**** Input data

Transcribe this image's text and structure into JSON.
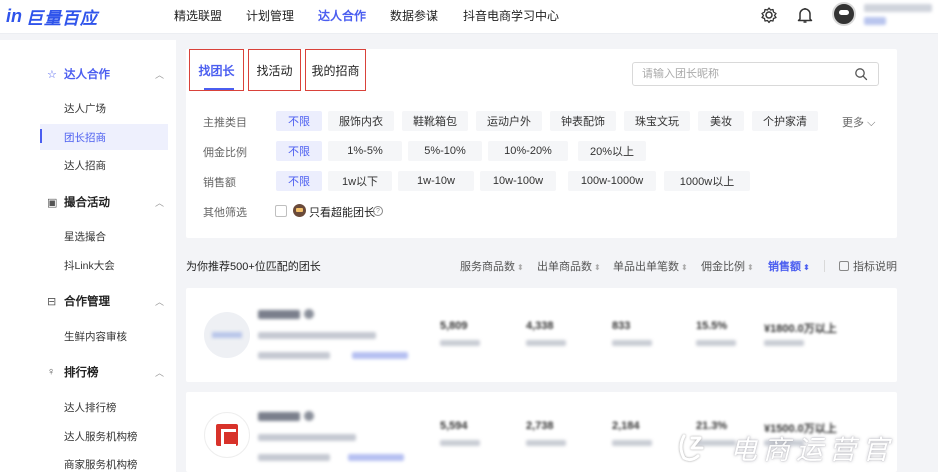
{
  "brand": {
    "logo_mark": "in",
    "logo_text": "巨量百应",
    "accent": "#4b5ef0"
  },
  "nav": {
    "items": [
      {
        "label": "精选联盟"
      },
      {
        "label": "计划管理"
      },
      {
        "label": "达人合作",
        "active": true
      },
      {
        "label": "数据参谋"
      },
      {
        "label": "抖音电商学习中心"
      }
    ],
    "icons": [
      "gear-icon",
      "bell-icon",
      "avatar"
    ]
  },
  "sidebar": {
    "groups": [
      {
        "label": "达人合作",
        "icon": "star-icon",
        "items": [
          "达人广场",
          "团长招商",
          "达人招商"
        ]
      },
      {
        "label": "撮合活动",
        "icon": "calendar-icon",
        "items": [
          "星选撮合",
          "抖Link大会"
        ]
      },
      {
        "label": "合作管理",
        "icon": "clipboard-icon",
        "items": [
          "生鲜内容审核"
        ]
      },
      {
        "label": "排行榜",
        "icon": "trophy-icon",
        "items": [
          "达人排行榜",
          "达人服务机构榜",
          "商家服务机构榜"
        ]
      }
    ],
    "active_item": "团长招商"
  },
  "tabs": [
    {
      "label": "找团长",
      "active": true
    },
    {
      "label": "找活动"
    },
    {
      "label": "我的招商"
    }
  ],
  "search": {
    "placeholder": "请输入团长昵称",
    "value": ""
  },
  "filters": {
    "category": {
      "label": "主推类目",
      "options": [
        "不限",
        "服饰内衣",
        "鞋靴箱包",
        "运动户外",
        "钟表配饰",
        "珠宝文玩",
        "美妆",
        "个护家清"
      ],
      "more": "更多"
    },
    "commission": {
      "label": "佣金比例",
      "options": [
        "不限",
        "1%-5%",
        "5%-10%",
        "10%-20%",
        "20%以上"
      ]
    },
    "sales": {
      "label": "销售额",
      "options": [
        "不限",
        "1w以下",
        "1w-10w",
        "10w-100w",
        "100w-1000w",
        "1000w以上"
      ]
    },
    "other": {
      "label": "其他筛选",
      "option": "只看超能团长",
      "checked": false
    }
  },
  "results": {
    "title": "为你推荐500+位匹配的团长",
    "sorts": [
      {
        "label": "服务商品数"
      },
      {
        "label": "出单商品数"
      },
      {
        "label": "单品出单笔数"
      },
      {
        "label": "佣金比例"
      },
      {
        "label": "销售额",
        "active": true
      }
    ],
    "indicator": "指标说明",
    "cards": [
      {
        "metrics": [
          "5,809",
          "4,338",
          "833",
          "15.5%",
          "¥1800.0万以上"
        ]
      },
      {
        "metrics": [
          "5,594",
          "2,738",
          "2,184",
          "21.3%",
          "¥1500.0万以上"
        ]
      }
    ]
  },
  "watermark": "电商运营官"
}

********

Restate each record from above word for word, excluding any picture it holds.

**Written reply**:
Transcribe this image's text and structure into JSON.
{
  "brand": {
    "logo_mark": "in",
    "logo_text": "巨量百应",
    "accent": "#4b5ef0"
  },
  "nav": {
    "items": [
      {
        "label": "精选联盟"
      },
      {
        "label": "计划管理"
      },
      {
        "label": "达人合作",
        "active": true
      },
      {
        "label": "数据参谋"
      },
      {
        "label": "抖音电商学习中心"
      }
    ],
    "icons": [
      "gear-icon",
      "bell-icon",
      "avatar"
    ]
  },
  "sidebar": {
    "groups": [
      {
        "label": "达人合作",
        "icon": "star-icon",
        "items": [
          "达人广场",
          "团长招商",
          "达人招商"
        ]
      },
      {
        "label": "撮合活动",
        "icon": "calendar-icon",
        "items": [
          "星选撮合",
          "抖Link大会"
        ]
      },
      {
        "label": "合作管理",
        "icon": "clipboard-icon",
        "items": [
          "生鲜内容审核"
        ]
      },
      {
        "label": "排行榜",
        "icon": "trophy-icon",
        "items": [
          "达人排行榜",
          "达人服务机构榜",
          "商家服务机构榜"
        ]
      }
    ],
    "active_item": "团长招商"
  },
  "tabs": [
    {
      "label": "找团长",
      "active": true
    },
    {
      "label": "找活动"
    },
    {
      "label": "我的招商"
    }
  ],
  "search": {
    "placeholder": "请输入团长昵称",
    "value": ""
  },
  "filters": {
    "category": {
      "label": "主推类目",
      "options": [
        "不限",
        "服饰内衣",
        "鞋靴箱包",
        "运动户外",
        "钟表配饰",
        "珠宝文玩",
        "美妆",
        "个护家清"
      ],
      "more": "更多"
    },
    "commission": {
      "label": "佣金比例",
      "options": [
        "不限",
        "1%-5%",
        "5%-10%",
        "10%-20%",
        "20%以上"
      ]
    },
    "sales": {
      "label": "销售额",
      "options": [
        "不限",
        "1w以下",
        "1w-10w",
        "10w-100w",
        "100w-1000w",
        "1000w以上"
      ]
    },
    "other": {
      "label": "其他筛选",
      "option": "只看超能团长",
      "checked": false
    }
  },
  "results": {
    "title": "为你推荐500+位匹配的团长",
    "sorts": [
      {
        "label": "服务商品数"
      },
      {
        "label": "出单商品数"
      },
      {
        "label": "单品出单笔数"
      },
      {
        "label": "佣金比例"
      },
      {
        "label": "销售额",
        "active": true
      }
    ],
    "indicator": "指标说明",
    "cards": [
      {
        "metrics": [
          "5,809",
          "4,338",
          "833",
          "15.5%",
          "¥1800.0万以上"
        ]
      },
      {
        "metrics": [
          "5,594",
          "2,738",
          "2,184",
          "21.3%",
          "¥1500.0万以上"
        ]
      }
    ]
  },
  "watermark": "电商运营官"
}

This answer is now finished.